Thanksgiving is one of my favorite holidays. I think it’s likely one of everyone’s favorite holidays, especially those of us who take a special joy in eating. Because I love Thanksgiving so much, I was sad to hear my vegetarian friend say she eats a peanut butter and jelly sandwich every year. If she’s lucky, her family will have used veggie broth to make the mashed potatoes, and she’ll score a side of cranberry sauce. One of the ways I show love is cooking for others – making something that everyone sitting at the table can enjoy is really important to me. I couldn’t stand to watch someone eat a lame sandwich while everyone else enjoyed the riches, especially on a holiday when we are celebrating being thankful for those around us.
I’m not a vegetarian, but I am pretty fussy about my meat these days. I’m not sure yet if our Thanksgiving table will have a vegetarian at it, but I might just make some of these vegetarian thanksgiving recipes anyway. The key to making a vegetarian meal that satisfies the celebratory nature of the holiday? Real ingredients that don’t try to mimic the meat everyone else is enjoying. Tofurkys are not the answer. Embrace the vegetable people.
You can’t go wrong with Ree, especially for decadent holiday fare. This risotto is easy, festive and rich enough to carry a meal. Butternut sound good in general? Try butternut squash lasagna (Julia’s Album), or twice baked butternut squash (Naturally Ella).
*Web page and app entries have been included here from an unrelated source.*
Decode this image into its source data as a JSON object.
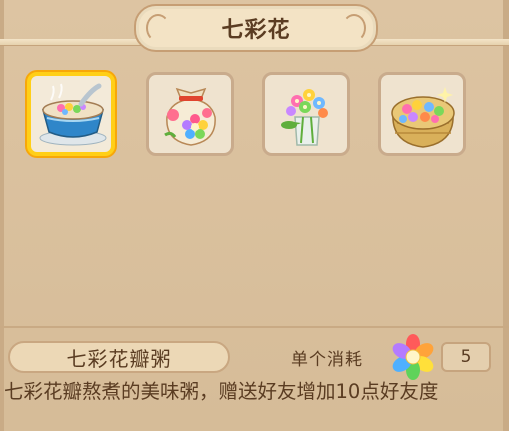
{
  "title": "七彩花",
  "items": [
    {
      "name": "porridge-bowl",
      "selected": true
    },
    {
      "name": "flower-sack",
      "selected": false
    },
    {
      "name": "flower-vase",
      "selected": false
    },
    {
      "name": "flower-basket",
      "selected": false
    }
  ],
  "selected_item": {
    "name": "七彩花瓣粥",
    "cost_label": "单个消耗",
    "cost_value": "5",
    "description": "七彩花瓣熬煮的美味粥，赠送好友增加10点好友度"
  },
  "colors": {
    "background": "#d9bf9c",
    "text": "#5a3c22",
    "selected_border": "#ffcf18",
    "slot_border": "#c9ab8c"
  }
}
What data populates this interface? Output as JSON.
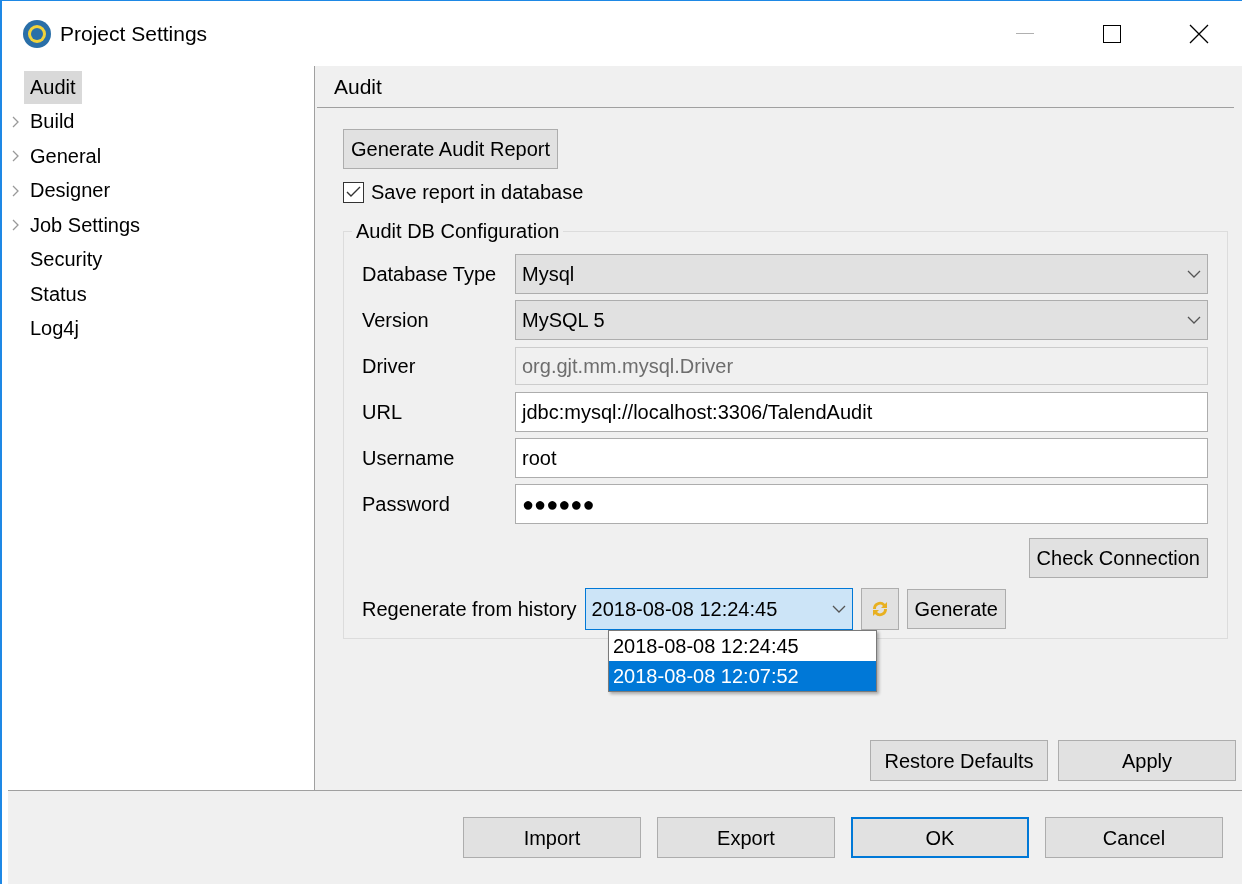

Let’s face it: you can stuff a portobello with anything you want, but this recipe for portobellos stuffed with goat cheese and homemade tomato sauce is particularly fabulous looking. If you are looking for a portobello with more Thanksgiving-y flavor, think of things like walnuts, cranberries and goat cheese. Yes, please.
I lived in British Columbia for about 6 years, and was introduced (and quickly addicted) to perogies. Many a Canadian family has perogies on their Thanksgiving table, a tradition I am pretty pleased with. Another happy tradition from my Canadian days? Celebrating two Thanksgivings a year (the Canadian one in October, and the American one in November). Those were the days.
My wanderfoodie friend made these fabulous roasted carrots, and they are a perfect Thanksgiving treat. Maybe not ideal for a main course, but a perfect side that will please everyone at the table. Speaking of roasting vegetables, get creative! Roast whatever you want, add cheese, and make a vegetable galette, you don’t even need a recipe, according to Food 52.
This one happens to be for cauliflower, red onion and chestnuts, but add whatever fall flavors sound good to you. I bet you could use my recipe for homemade potato garlic pizza, only in tart form. Let me know how that goes.
If you aren’t making any meat for Thanksgiving, but still feel the need to roast something, making a stuffed acorn squash might be a good plan. This one is stuffed with quinoa and cranberries (so in theme!) but you could stuff it with any holiday flavors you like.
I love gnocchi. Have we been over this before? I love the stuff! It’s so great! But it’s so annoying to make. If you’re not cooking a turkey on Thanksgiving, you have extra time to make gnocchi, right? Right. It’s worth it. You’ll thank you. And your vegetarian guests will thank you. If you don’t eat all the gnocchi before they arrive that is. Gnocchi sound too tricky? Make pumpkin ravioli. Also a festive pasta treat, but a smudge easier on the nerves. Try this pumpkin ravioli recipe from Julia’s Album.
I admit it, leek fritters are one of my go-to meals. I love them with a poached egg on top and side of greens. I love them for breakfast. I love them for lunch. I love them for Thanksgiving. You will love them too. They are also so easy to make, they could be an afterthought, but they won’t feel like one for your guests. Another leek idea? Leek bread pudding, from the Smitten Kitchen.
In case you thought I had forgotten dessert, I didn’t. This butternut squash cake is one of my all-time fall favorites, I could eat it instead of Thanksgiving dinner.
Have any other thanksgiving vegetarian recipes that aren’t on this list? Let me know in the comments below!